But honestly, Benzi, a person can be directly aware of an external condition (black) or an obvious bahioral/cultural condition ("gay" vs. homosexual - "gay" is an actual culture, the other is not), but expecting sensitivity to actions that are manifestly NORMAL in a certain set of circumstances, and where the teacher has no applicable KNOWLEDGE of the condition, is a bit much.

It isn't a matter of political clout, it's a matter of both the uncommonality of your condition and public ignorance.
Consider:
Under normal conditions and in conversation, you appear to conform to the 'normal' of a neurotypical (great term). Under conditions of stress, both your mode of action and the fight-flight response of the recipient precipitates a perceived physically threatening state. To equate this with intimacy threat and unexpressed threat is [sorry to say] folly.

Conversely, I feel there is a need for inverse tolerance as well. "Gay Pride Parades" are often little more then disturbing, hedonistic, homoerotic displays. This is NOT an expression of the self but a forcing of their display upon others - this is a directly confrontational act. That is purely offensive on the level of the "black" stereotype you mentioned threatening to "bust a cap" or somesuch.

You do NOT force people to communicate within your realm - you set up a means of intermediation OUTSIDE it when typical means fail. Your writing of the email is a fantastic example.
Perhaps recognizing potentially perceived 'adversarial' conditions and choosing to WRITE rather than TALK would be an appropriate amount of reverse sensitivity.

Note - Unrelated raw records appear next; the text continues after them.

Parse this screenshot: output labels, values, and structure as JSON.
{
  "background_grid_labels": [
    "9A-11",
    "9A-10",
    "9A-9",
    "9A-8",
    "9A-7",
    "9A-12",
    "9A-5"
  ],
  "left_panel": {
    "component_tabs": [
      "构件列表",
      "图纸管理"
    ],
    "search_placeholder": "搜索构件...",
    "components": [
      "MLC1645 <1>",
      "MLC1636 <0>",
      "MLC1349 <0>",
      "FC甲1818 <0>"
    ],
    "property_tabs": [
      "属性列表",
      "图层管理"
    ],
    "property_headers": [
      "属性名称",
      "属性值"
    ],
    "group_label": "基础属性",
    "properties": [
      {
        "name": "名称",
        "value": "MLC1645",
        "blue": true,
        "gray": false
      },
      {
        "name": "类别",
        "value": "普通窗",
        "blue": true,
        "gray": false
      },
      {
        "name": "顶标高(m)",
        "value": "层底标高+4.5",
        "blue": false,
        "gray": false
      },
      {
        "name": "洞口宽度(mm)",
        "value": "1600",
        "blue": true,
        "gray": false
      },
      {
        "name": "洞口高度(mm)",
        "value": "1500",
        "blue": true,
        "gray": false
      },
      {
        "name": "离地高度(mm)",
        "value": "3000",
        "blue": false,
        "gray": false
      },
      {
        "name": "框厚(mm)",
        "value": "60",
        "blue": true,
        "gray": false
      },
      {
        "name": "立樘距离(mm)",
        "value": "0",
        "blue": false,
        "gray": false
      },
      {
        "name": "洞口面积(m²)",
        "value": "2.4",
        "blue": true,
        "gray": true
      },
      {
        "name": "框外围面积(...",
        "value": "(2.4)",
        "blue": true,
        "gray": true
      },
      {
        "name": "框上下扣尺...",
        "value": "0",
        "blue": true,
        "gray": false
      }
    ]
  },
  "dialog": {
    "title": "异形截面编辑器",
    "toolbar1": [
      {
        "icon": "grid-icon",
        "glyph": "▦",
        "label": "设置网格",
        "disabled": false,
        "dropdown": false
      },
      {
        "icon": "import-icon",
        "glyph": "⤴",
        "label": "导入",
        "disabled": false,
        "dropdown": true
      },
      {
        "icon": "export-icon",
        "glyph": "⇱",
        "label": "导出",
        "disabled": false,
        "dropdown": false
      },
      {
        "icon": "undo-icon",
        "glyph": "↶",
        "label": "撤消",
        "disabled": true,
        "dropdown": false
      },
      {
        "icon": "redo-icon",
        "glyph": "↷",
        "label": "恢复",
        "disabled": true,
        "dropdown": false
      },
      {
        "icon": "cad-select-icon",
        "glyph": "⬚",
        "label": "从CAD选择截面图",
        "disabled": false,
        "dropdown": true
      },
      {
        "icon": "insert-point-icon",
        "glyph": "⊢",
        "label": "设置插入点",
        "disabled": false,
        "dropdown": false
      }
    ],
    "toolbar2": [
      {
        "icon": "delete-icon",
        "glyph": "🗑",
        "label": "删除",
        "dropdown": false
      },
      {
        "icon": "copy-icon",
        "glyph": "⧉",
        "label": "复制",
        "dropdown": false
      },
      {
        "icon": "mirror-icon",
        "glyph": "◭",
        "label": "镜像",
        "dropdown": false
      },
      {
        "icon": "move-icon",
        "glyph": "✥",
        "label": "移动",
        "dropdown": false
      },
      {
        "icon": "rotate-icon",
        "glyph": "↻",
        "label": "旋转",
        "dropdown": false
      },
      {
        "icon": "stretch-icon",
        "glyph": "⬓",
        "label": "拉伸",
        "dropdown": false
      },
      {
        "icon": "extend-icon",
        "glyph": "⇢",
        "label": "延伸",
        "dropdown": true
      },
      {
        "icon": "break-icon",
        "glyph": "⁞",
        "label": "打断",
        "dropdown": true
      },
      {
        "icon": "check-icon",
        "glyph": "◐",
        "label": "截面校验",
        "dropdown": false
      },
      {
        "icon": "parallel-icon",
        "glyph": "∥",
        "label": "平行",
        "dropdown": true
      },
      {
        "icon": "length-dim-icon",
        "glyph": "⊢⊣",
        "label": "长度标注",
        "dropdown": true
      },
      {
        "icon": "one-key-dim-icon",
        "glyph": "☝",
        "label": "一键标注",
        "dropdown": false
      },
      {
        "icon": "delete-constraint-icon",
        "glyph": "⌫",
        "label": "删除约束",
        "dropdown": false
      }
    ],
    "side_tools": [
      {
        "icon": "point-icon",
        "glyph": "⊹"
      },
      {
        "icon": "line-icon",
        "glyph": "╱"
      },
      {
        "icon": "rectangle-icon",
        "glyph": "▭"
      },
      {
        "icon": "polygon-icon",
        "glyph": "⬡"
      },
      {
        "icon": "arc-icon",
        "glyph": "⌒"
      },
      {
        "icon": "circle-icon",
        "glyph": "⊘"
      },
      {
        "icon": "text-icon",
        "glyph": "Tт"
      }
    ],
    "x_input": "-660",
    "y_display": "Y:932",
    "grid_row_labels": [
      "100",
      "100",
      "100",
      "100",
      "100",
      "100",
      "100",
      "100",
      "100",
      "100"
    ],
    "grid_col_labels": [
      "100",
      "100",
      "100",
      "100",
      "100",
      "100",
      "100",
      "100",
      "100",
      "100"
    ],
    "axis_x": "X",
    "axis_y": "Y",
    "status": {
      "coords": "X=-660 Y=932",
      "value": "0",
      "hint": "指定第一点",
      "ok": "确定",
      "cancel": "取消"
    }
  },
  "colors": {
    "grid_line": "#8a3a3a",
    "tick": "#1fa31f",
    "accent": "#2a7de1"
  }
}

Izgad said...

Isaac

There is such a thing as black culture.
The fact that the teacher lacked "applicable KNOWLEDGE" is her fault. Particularly if we are going to be playing by liberal multicultural rules. Autism affects one out of 150 people. It would seem that this number would rise when dealing with a college campus population. So it is a force to be considered.
While my Asperger side may become more obvious when dealing with stressful situations it comes out in other situations as well. You have known me for several years did you ever think that I was just a "normal" guy? Even by YCDS standards. :)
I agree with you about Gay Pride parades. There is a line between asking for tolerance and blackmailing society. Reasonable people may disagree where to draw the line. I draw the line more to the side of the general society but I do believe that both blacks and gays have some legitimate claims.
I have never tried to force people to communicate on my terms. Tolerance is a dialogue.